CIS: How did Bill and you meet?
E.W.: We met at the old Eugene Theater in Hurricane, Utah. Billy was working in the Candy Shack and I could come to the movies with my older brothers and sister about once a week when they had a new picture come in. I was only 12 years old and he was 15. I would hang out and visit with him until he cleaned up and closed the Candy Shack and then we would go up in the balcony and watch the rest of the movie, sort of. He used to ride his horse to Toquerville and we would ride our horses in the surrounding hills together. When he got old enough to drive, he would come and get me in his black, two door, 1958 Chevy. Bill was the son of a rancher and there were always cows to tend and things to take care of. Billy was a top cowhand and worked all the time for other ranchers and broke a lot of horses for people. We didn’t see each other as a date situation until I was about 14 years old. (They have been married for 47 years.)
CIS: Tell us about your family. How many children? Sons and daughers? How many compete in rodeo?
EW: We have 13 children
The oldest is Selinda. Cody is the oldest son, then Lauralee, Calvin, Michaela, Monica, Alex, Jacob and Jesse (twins), Spencer, Kathryn, Rebecca, Stuart.
I have 6 daughters and 7 sons. It was tradition in our house to get the new baby on a horse for a ride within the first week. They grew up riding and working around livestock. Four daughters competed in local rodeo queen contest and high school rodeo.
All of my kids have been to college. Education is big in our house.
CIS: How often do you get to attend the NFR or other rodeos your sons compete in? Is it stressful watching?
EW: I have always gone to watch the NFR ever since Cody made it in 2003. I used to go the first weekend on Friday and then come home on Sunday night and teach school until Thursday and then go back for the Thursday night round and then stay until the end. That completely ran me ragged. I now take the week off of school, much nicer.
CIS: What advice would you give a mother raising a family today?
EW: I personally don’t know how anyone can raise a family without the gospel of Jesus Christ to guide and bless your life Read your scriptures and other good books that invite the spirit to be with you. Be prayerful and live for the spirit. Do good toward and speak kindly about others. Set a good example of Christ like attributes in your personal life. How you choose to live personally speaks volumes and will preach a daily sermon to your children. You can’t give what you don’t have. Be the kind of person you want your children to be. Take time to be a wife. Nurture your relationship with your husband. They say that the greatest thing a father can do for his children is to love their mother. Likewise, we need to love the father of our children.

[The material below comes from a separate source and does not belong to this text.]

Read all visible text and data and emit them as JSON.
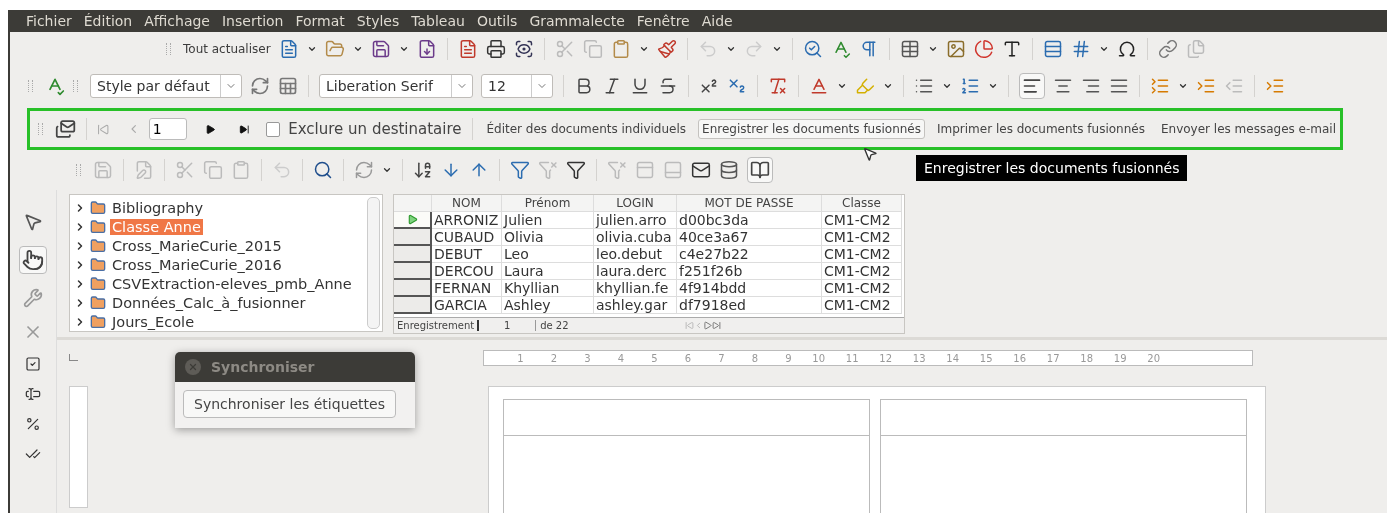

CIS: Any future goals, plans you would like to share?
EW: Future plans? At this point, I am just taking life one day at a time and trying to be the best I can be. The bigger my family gets, the smaller I feel. I think that is because I want to do and be so much more and I am just one, small, moral woman and I have trials and imperfections of my own. All I can do is love, love, love and serve, serve, serve where I can and however I can.